(Dataset rows describing interfaces)
++++++++++++++++++++
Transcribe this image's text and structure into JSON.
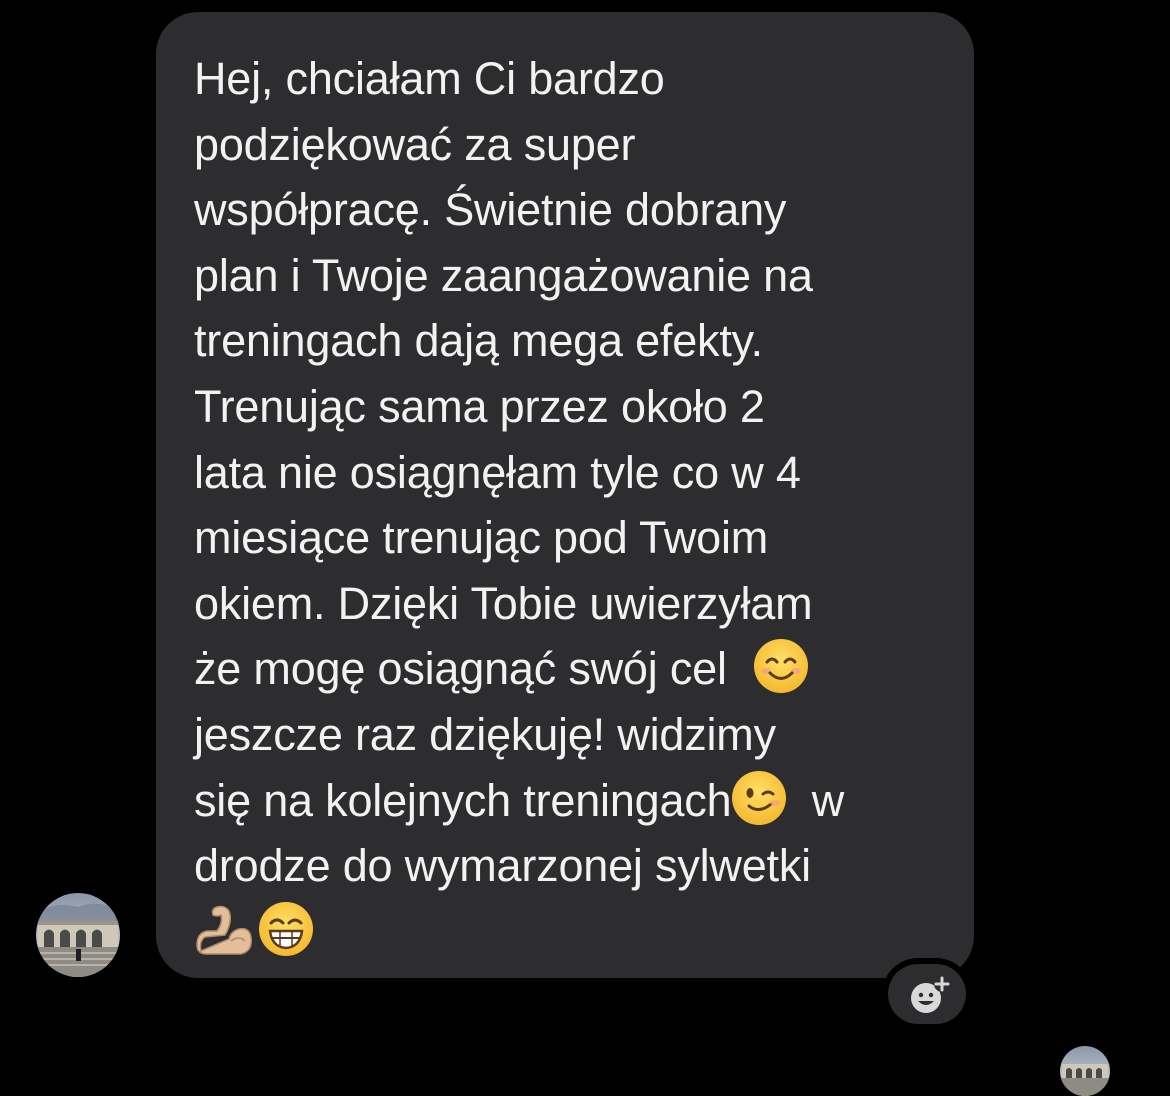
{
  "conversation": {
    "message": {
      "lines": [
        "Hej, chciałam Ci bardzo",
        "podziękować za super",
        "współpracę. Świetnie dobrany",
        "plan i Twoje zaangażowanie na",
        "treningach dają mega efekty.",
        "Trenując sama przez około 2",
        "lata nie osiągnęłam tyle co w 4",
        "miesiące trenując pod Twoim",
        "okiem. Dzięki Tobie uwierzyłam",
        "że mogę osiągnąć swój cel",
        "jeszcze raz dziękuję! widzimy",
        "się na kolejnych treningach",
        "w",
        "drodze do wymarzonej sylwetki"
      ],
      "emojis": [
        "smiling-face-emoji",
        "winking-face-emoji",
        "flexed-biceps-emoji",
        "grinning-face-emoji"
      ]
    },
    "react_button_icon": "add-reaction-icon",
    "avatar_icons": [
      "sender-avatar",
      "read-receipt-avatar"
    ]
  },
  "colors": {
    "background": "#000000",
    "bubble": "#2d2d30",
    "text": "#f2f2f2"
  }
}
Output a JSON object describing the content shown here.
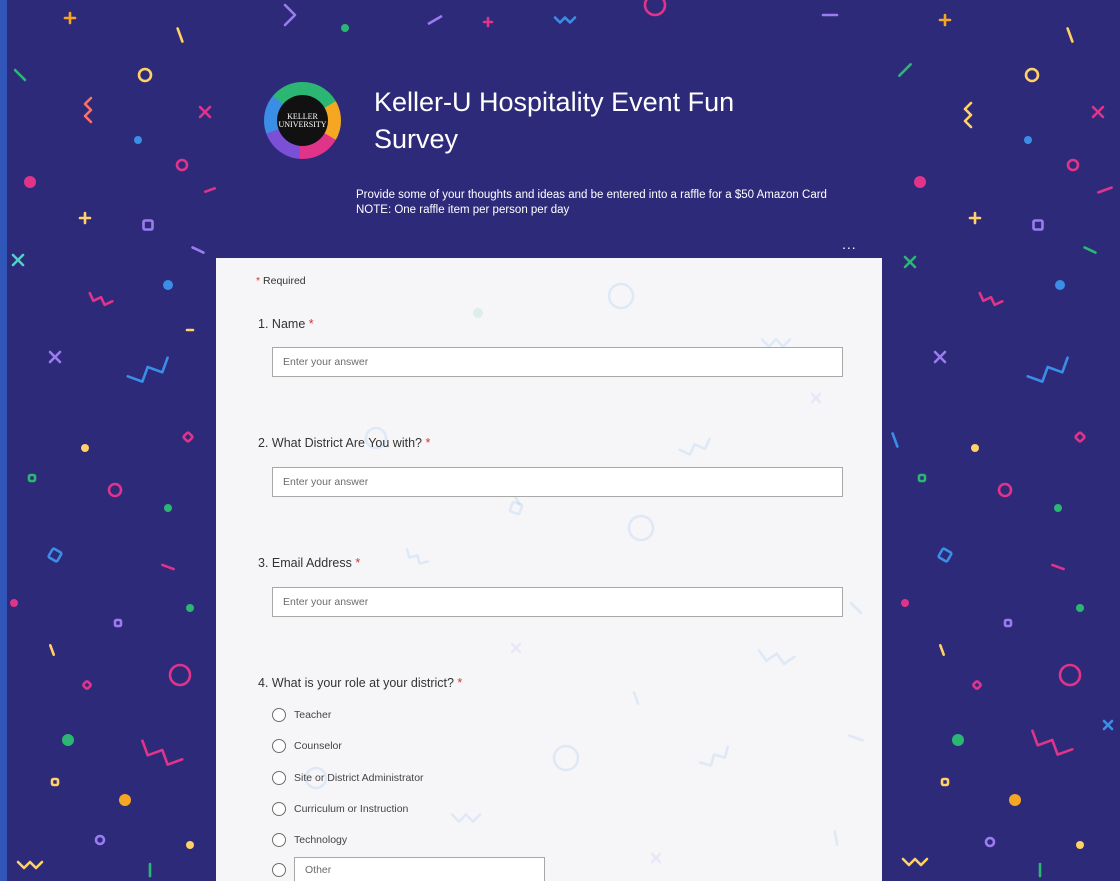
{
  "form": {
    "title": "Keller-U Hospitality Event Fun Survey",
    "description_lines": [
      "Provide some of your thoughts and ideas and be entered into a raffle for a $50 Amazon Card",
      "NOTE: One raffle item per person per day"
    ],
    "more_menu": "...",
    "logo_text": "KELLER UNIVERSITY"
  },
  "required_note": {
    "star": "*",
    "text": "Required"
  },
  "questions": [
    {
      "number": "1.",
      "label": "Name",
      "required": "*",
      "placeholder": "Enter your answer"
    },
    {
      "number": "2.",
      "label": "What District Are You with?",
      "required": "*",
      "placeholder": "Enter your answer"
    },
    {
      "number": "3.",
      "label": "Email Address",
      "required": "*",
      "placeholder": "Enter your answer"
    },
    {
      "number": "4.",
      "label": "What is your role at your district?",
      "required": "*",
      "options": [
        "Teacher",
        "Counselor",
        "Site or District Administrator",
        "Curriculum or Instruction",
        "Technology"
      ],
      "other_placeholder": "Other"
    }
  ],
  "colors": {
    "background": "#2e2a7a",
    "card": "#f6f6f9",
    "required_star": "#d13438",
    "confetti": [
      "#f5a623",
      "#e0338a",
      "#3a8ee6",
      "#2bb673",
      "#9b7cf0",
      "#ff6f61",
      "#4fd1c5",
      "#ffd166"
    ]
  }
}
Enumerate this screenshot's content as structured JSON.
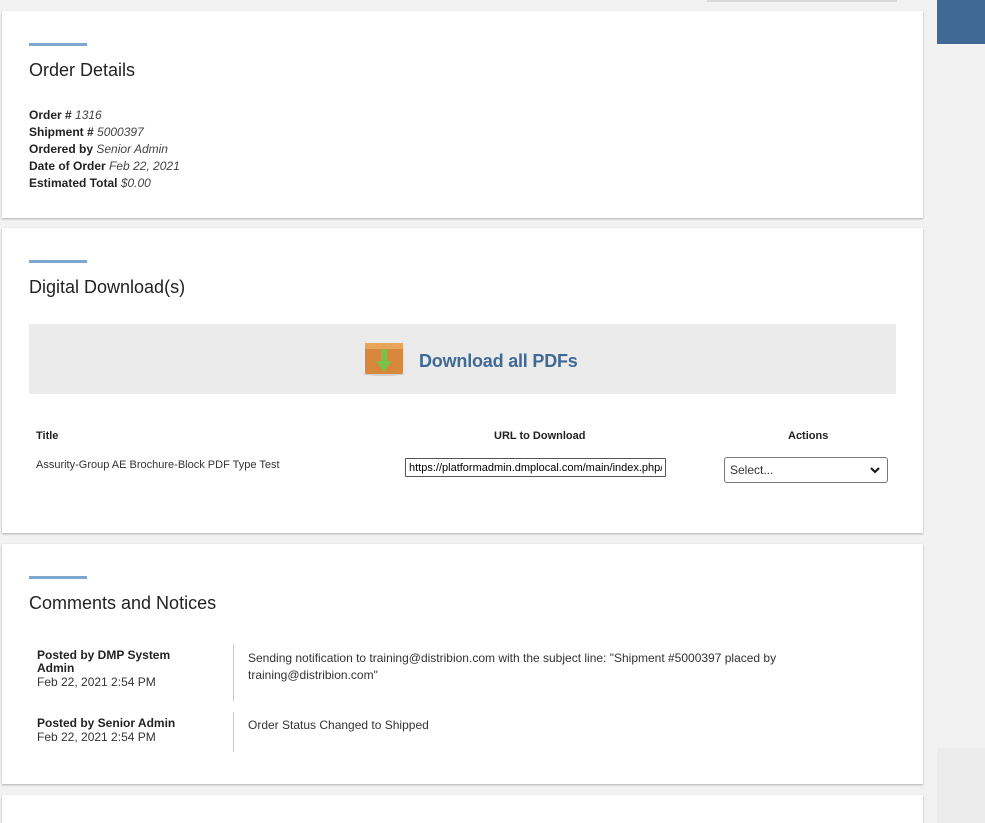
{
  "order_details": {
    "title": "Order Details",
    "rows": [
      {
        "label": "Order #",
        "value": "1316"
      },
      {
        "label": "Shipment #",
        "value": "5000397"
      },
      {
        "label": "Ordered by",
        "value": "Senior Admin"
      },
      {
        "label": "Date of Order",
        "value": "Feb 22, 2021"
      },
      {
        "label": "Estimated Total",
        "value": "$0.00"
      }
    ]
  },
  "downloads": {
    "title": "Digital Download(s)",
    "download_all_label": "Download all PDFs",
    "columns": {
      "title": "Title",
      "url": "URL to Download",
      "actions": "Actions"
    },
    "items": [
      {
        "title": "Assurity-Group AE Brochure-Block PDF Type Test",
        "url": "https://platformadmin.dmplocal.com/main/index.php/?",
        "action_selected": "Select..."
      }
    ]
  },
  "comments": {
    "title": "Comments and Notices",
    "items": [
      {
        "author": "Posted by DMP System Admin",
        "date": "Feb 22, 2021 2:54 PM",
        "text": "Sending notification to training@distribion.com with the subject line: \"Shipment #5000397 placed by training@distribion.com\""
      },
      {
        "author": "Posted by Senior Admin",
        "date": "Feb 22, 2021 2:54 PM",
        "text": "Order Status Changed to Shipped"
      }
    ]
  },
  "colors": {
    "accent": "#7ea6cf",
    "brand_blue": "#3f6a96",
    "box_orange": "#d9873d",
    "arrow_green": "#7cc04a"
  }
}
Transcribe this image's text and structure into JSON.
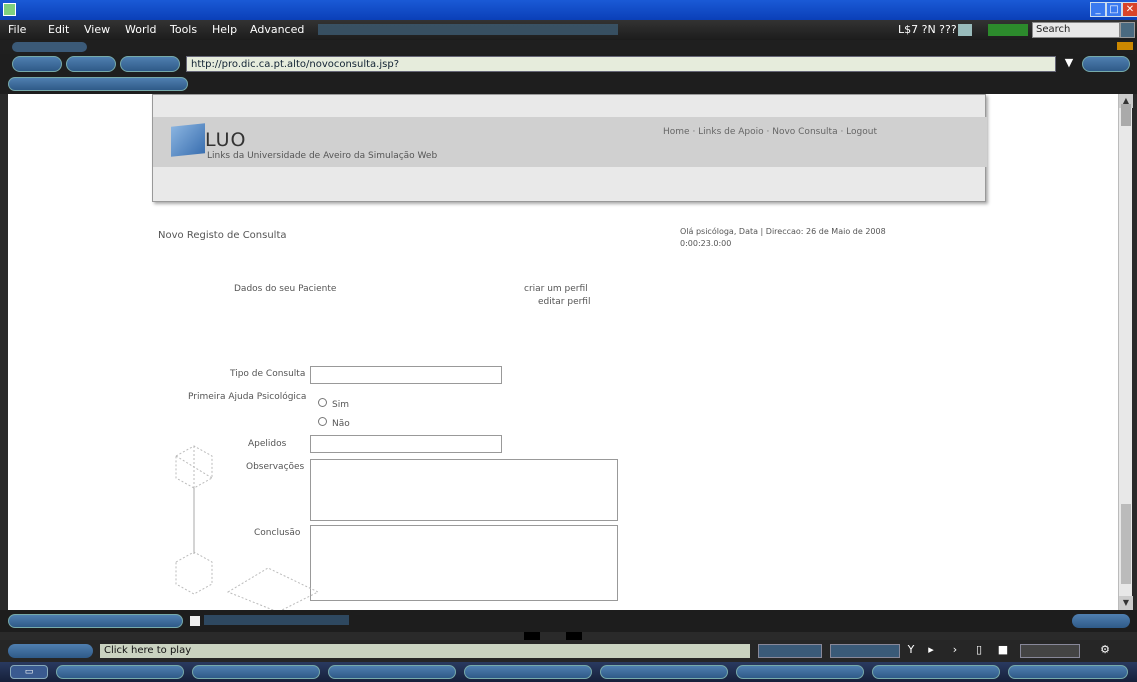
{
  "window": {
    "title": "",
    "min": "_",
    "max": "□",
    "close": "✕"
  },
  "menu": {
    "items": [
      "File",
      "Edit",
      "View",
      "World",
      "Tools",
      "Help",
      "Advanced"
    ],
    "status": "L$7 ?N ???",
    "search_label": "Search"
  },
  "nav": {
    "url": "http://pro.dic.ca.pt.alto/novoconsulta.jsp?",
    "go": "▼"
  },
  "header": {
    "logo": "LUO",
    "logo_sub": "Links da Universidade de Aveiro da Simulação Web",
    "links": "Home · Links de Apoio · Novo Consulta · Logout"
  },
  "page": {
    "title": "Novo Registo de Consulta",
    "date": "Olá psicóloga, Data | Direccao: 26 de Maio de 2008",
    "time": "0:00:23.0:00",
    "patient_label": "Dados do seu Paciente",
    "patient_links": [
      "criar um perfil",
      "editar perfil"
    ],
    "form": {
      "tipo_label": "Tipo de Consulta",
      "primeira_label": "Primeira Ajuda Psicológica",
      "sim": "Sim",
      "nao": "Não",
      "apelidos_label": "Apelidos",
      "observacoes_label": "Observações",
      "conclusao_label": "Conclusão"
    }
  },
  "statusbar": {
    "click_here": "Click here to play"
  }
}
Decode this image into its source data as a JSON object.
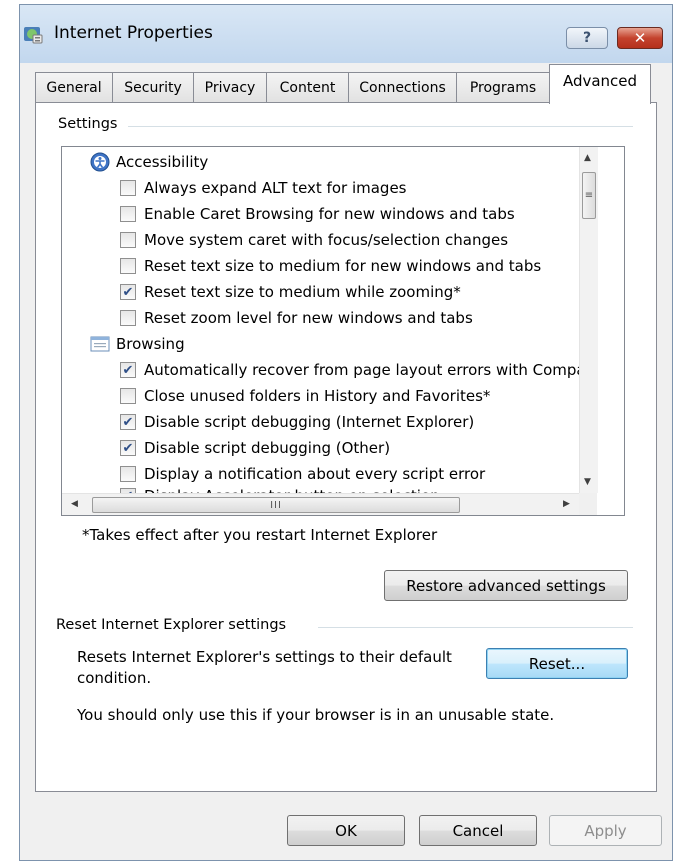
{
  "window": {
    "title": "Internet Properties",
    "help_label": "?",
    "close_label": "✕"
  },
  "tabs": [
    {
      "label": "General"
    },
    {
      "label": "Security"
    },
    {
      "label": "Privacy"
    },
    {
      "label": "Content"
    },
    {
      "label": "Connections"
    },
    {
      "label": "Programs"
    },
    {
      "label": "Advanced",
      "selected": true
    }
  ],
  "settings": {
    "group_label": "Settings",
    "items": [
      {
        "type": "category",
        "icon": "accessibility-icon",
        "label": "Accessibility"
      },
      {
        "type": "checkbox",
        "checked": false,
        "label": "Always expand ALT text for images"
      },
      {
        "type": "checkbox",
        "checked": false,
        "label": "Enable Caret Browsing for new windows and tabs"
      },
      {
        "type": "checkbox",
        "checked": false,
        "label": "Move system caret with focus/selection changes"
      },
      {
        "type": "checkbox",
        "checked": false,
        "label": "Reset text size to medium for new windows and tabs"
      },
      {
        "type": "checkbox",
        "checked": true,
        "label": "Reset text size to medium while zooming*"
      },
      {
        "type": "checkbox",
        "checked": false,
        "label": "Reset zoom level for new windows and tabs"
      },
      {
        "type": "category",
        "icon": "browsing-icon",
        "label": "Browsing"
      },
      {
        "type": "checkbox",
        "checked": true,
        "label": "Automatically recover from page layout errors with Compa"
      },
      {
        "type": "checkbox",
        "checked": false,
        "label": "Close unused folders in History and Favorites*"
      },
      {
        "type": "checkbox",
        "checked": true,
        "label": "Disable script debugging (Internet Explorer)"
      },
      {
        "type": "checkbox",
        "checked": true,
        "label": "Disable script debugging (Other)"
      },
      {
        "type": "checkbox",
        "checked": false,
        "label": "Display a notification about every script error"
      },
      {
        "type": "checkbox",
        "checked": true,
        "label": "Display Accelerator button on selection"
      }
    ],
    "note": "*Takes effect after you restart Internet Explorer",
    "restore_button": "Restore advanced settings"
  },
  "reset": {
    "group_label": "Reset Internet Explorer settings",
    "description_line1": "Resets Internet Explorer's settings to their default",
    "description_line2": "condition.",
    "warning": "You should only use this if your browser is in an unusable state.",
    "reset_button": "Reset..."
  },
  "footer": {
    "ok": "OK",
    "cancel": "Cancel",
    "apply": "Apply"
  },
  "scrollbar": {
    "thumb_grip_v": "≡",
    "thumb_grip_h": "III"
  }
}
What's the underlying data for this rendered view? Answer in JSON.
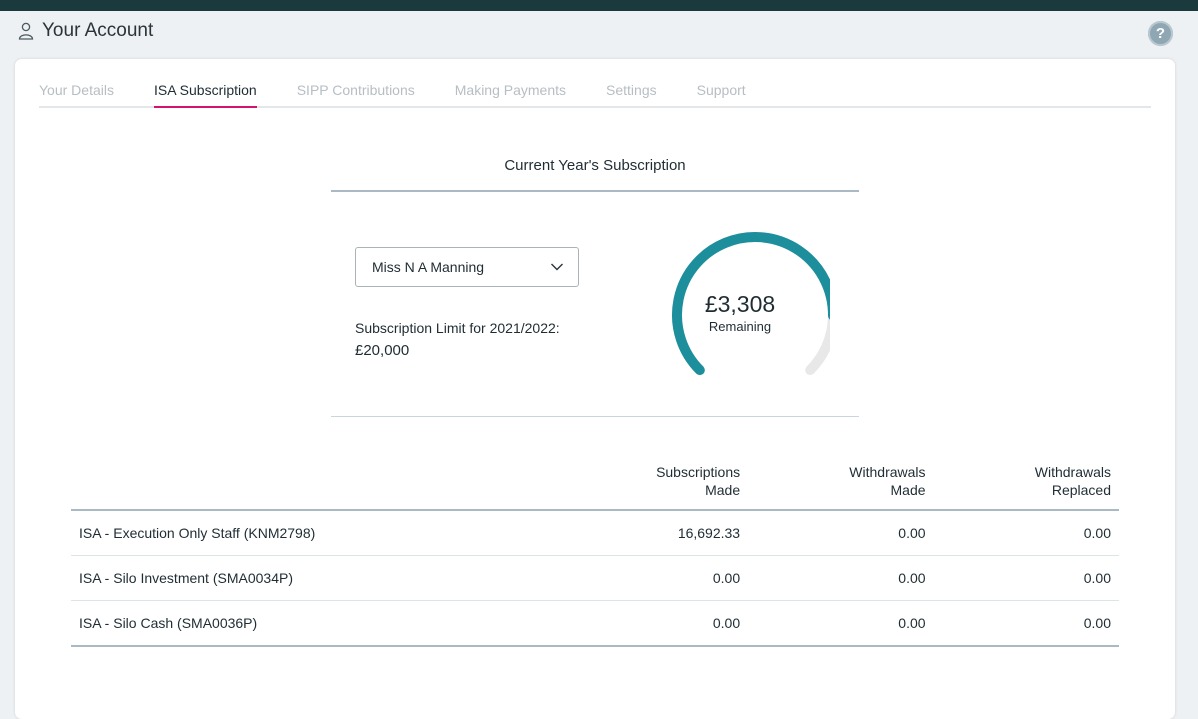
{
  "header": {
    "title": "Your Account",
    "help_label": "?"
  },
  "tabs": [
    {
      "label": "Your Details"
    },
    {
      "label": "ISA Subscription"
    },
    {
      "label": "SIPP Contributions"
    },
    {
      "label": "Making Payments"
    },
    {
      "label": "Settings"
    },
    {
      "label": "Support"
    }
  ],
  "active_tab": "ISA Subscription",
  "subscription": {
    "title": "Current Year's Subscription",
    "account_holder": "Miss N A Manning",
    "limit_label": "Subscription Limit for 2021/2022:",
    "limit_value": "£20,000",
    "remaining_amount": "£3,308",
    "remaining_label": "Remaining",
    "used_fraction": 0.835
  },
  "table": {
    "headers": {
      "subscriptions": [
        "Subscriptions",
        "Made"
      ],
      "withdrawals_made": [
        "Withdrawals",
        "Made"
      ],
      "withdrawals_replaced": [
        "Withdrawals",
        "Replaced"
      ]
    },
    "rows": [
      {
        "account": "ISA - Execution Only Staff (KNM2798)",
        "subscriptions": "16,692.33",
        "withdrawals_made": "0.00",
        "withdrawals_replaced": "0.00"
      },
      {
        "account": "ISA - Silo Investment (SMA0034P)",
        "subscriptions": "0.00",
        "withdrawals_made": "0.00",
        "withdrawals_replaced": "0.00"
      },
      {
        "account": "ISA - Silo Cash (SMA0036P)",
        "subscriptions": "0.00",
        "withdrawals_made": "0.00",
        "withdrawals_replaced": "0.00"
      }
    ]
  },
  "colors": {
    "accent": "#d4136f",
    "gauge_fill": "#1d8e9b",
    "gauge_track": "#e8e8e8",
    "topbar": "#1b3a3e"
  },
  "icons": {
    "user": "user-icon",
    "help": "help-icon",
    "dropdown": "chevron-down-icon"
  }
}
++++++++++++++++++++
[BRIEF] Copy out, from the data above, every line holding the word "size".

[ANSWER SPACE]
        "label": "Reset text size to medium for new windows and tabs"
        "label": "Reset text size to medium while zooming*"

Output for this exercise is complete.